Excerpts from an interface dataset
----------------

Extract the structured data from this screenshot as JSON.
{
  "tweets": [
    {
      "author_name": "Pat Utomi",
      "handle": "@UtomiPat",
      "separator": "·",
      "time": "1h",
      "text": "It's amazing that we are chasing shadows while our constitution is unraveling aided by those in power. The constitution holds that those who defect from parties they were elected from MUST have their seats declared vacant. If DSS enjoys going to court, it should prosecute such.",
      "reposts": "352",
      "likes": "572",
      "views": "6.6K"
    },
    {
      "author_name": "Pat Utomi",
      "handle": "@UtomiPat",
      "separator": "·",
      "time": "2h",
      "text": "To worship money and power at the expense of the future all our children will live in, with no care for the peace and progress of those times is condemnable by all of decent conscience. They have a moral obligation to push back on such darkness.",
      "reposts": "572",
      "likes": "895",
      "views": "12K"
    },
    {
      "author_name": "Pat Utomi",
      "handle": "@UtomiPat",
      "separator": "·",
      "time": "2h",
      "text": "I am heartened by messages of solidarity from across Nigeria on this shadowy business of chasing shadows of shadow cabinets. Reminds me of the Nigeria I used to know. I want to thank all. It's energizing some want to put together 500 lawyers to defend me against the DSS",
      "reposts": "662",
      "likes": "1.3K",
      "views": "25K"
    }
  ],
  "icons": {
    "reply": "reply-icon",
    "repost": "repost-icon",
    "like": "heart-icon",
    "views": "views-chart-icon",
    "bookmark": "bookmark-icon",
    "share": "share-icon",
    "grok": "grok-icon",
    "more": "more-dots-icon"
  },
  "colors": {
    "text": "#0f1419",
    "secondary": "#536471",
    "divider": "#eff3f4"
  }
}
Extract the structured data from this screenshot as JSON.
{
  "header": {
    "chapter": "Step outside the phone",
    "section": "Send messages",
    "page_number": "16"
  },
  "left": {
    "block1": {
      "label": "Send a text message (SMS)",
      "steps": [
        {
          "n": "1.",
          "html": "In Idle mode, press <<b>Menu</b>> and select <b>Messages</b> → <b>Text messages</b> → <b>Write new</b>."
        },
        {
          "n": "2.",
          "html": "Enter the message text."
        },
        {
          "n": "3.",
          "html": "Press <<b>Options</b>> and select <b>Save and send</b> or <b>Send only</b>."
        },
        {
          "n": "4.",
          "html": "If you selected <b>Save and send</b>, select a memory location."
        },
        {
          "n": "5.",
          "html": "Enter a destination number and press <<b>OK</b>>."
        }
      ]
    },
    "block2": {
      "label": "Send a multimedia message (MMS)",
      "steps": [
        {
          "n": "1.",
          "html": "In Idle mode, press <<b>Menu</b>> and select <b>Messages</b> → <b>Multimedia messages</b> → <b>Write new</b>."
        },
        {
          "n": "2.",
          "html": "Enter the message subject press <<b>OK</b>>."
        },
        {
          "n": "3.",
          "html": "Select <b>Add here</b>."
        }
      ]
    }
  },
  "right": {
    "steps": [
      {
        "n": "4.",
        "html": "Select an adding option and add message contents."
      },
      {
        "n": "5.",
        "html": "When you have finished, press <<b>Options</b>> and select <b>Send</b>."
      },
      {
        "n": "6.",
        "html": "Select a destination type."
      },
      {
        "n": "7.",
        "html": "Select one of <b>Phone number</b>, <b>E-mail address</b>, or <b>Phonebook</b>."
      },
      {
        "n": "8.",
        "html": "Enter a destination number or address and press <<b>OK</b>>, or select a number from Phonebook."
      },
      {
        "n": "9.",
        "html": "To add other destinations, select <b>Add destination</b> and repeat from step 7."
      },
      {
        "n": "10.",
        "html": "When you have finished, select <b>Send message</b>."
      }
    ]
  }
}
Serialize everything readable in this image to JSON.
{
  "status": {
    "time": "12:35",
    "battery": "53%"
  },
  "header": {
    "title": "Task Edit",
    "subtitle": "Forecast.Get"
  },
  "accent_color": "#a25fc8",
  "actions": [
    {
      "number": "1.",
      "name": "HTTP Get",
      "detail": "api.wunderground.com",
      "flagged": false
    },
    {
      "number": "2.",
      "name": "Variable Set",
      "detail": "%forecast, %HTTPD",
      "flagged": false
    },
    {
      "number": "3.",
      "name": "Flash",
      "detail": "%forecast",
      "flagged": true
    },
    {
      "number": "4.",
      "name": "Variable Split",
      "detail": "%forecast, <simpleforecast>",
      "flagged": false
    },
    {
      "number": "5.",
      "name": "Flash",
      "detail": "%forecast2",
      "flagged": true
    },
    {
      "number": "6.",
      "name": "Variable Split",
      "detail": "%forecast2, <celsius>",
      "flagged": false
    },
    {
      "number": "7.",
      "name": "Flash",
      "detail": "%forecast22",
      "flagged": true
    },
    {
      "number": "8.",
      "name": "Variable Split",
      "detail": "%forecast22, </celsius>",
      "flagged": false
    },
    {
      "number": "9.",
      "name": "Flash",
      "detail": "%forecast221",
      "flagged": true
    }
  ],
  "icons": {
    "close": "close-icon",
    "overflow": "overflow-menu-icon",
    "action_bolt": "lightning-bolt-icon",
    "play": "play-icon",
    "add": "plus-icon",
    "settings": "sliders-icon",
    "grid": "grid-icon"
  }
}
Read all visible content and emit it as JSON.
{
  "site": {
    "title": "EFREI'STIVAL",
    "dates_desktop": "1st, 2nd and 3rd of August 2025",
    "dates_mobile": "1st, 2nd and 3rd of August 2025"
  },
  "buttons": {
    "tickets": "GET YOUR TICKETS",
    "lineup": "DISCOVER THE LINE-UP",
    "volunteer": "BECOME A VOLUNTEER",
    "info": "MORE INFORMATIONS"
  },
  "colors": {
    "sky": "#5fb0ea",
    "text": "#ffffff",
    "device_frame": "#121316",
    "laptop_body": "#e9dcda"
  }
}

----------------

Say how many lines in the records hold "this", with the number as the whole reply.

4